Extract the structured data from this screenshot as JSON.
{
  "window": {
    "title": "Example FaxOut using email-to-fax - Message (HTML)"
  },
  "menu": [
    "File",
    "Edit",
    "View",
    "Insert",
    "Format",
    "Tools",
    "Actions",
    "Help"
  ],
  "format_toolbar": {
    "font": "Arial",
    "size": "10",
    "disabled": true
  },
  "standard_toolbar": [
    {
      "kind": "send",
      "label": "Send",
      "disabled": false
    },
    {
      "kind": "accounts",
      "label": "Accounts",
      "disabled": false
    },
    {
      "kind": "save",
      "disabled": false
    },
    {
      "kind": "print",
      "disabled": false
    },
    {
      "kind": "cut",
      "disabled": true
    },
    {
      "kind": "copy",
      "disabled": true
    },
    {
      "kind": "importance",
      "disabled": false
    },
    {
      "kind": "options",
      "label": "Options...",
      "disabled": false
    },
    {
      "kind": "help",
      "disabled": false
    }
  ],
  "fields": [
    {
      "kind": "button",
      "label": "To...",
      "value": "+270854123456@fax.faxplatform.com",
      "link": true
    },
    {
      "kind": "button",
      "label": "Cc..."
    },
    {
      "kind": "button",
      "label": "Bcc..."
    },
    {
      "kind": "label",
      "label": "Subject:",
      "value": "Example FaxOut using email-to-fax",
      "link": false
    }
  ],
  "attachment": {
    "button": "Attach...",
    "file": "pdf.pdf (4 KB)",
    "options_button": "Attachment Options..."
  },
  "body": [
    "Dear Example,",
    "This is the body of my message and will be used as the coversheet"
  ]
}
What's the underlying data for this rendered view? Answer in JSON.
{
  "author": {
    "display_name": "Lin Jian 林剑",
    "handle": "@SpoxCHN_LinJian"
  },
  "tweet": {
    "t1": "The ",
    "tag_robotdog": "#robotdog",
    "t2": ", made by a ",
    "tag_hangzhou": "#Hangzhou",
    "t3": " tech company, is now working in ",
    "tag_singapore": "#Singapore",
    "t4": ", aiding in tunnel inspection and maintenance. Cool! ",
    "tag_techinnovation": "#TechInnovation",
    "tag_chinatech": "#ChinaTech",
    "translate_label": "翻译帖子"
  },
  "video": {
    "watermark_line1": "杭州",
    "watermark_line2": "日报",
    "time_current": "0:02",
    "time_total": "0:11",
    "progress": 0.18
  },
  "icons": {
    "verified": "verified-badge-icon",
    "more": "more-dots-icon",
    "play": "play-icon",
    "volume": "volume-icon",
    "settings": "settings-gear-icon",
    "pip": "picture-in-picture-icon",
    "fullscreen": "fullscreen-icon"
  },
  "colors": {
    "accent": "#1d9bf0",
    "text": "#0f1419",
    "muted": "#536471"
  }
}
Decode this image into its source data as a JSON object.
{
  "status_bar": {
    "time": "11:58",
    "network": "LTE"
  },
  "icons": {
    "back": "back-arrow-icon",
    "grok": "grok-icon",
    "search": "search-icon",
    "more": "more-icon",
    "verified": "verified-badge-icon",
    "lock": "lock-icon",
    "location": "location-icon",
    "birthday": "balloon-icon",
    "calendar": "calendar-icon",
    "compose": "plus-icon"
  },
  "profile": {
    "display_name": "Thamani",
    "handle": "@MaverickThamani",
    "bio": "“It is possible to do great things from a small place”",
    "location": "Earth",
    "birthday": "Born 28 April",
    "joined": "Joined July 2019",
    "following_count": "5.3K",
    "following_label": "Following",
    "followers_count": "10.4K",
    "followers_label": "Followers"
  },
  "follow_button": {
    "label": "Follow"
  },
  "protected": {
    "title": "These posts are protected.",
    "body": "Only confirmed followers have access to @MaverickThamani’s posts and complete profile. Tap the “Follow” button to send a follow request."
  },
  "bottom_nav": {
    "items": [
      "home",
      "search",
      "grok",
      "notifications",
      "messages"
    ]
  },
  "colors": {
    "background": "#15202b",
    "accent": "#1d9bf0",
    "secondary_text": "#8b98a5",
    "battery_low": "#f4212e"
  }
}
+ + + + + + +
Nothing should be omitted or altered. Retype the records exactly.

Extract the structured data from this screenshot as JSON.
{
  "window": {
    "title": "Example FaxOut using email-to-fax - Message (HTML)"
  },
  "menu": [
    "File",
    "Edit",
    "View",
    "Insert",
    "Format",
    "Tools",
    "Actions",
    "Help"
  ],
  "format_toolbar": {
    "font": "Arial",
    "size": "10",
    "disabled": true
  },
  "standard_toolbar": [
    {
      "kind": "send",
      "label": "Send",
      "disabled": false
    },
    {
      "kind": "accounts",
      "label": "Accounts",
      "disabled": false
    },
    {
      "kind": "save",
      "disabled": false
    },
    {
      "kind": "print",
      "disabled": false
    },
    {
      "kind": "cut",
      "disabled": true
    },
    {
      "kind": "copy",
      "disabled": true
    },
    {
      "kind": "importance",
      "disabled": false
    },
    {
      "kind": "options",
      "label": "Options...",
      "disabled": false
    },
    {
      "kind": "help",
      "disabled": false
    }
  ],
  "fields": [
    {
      "kind": "button",
      "label": "To...",
      "value": "+270854123456@fax.faxplatform.com",
      "link": true
    },
    {
      "kind": "button",
      "label": "Cc..."
    },
    {
      "kind": "button",
      "label": "Bcc..."
    },
    {
      "kind": "label",
      "label": "Subject:",
      "value": "Example FaxOut using email-to-fax",
      "link": false
    }
  ],
  "attachment": {
    "button": "Attach...",
    "file": "pdf.pdf (4 KB)",
    "options_button": "Attachment Options..."
  },
  "body": [
    "Dear Example,",
    "This is the body of my message and will be used as the coversheet"
  ]
}
What's the underlying data for this rendered view? Answer in JSON.
{
  "author": {
    "display_name": "Lin Jian 林剑",
    "handle": "@SpoxCHN_LinJian"
  },
  "tweet": {
    "t1": "The ",
    "tag_robotdog": "#robotdog",
    "t2": ", made by a ",
    "tag_hangzhou": "#Hangzhou",
    "t3": " tech company, is now working in ",
    "tag_singapore": "#Singapore",
    "t4": ", aiding in tunnel inspection and maintenance. Cool! ",
    "tag_techinnovation": "#TechInnovation",
    "tag_chinatech": "#ChinaTech",
    "translate_label": "翻译帖子"
  },
  "video": {
    "watermark_line1": "杭州",
    "watermark_line2": "日报",
    "time_current": "0:02",
    "time_total": "0:11",
    "progress": 0.18
  },
  "icons": {
    "verified": "verified-badge-icon",
    "more": "more-dots-icon",
    "play": "play-icon",
    "volume": "volume-icon",
    "settings": "settings-gear-icon",
    "pip": "picture-in-picture-icon",
    "fullscreen": "fullscreen-icon"
  },
  "colors": {
    "accent": "#1d9bf0",
    "text": "#0f1419",
    "muted": "#536471"
  }
}
Decode this image into its source data as a JSON object.
{
  "status_bar": {
    "time": "11:58",
    "network": "LTE"
  },
  "icons": {
    "back": "back-arrow-icon",
    "grok": "grok-icon",
    "search": "search-icon",
    "more": "more-icon",
    "verified": "verified-badge-icon",
    "lock": "lock-icon",
    "location": "location-icon",
    "birthday": "balloon-icon",
    "calendar": "calendar-icon",
    "compose": "plus-icon"
  },
  "profile": {
    "display_name": "Thamani",
    "handle": "@MaverickThamani",
    "bio": "“It is possible to do great things from a small place”",
    "location": "Earth",
    "birthday": "Born 28 April",
    "joined": "Joined July 2019",
    "following_count": "5.3K",
    "following_label": "Following",
    "followers_count": "10.4K",
    "followers_label": "Followers"
  },
  "follow_button": {
    "label": "Follow"
  },
  "protected": {
    "title": "These posts are protected.",
    "body": "Only confirmed followers have access to @MaverickThamani’s posts and complete profile. Tap the “Follow” button to send a follow request."
  },
  "bottom_nav": {
    "items": [
      "home",
      "search",
      "grok",
      "notifications",
      "messages"
    ]
  },
  "colors": {
    "background": "#15202b",
    "accent": "#1d9bf0",
    "secondary_text": "#8b98a5",
    "battery_low": "#f4212e"
  }
}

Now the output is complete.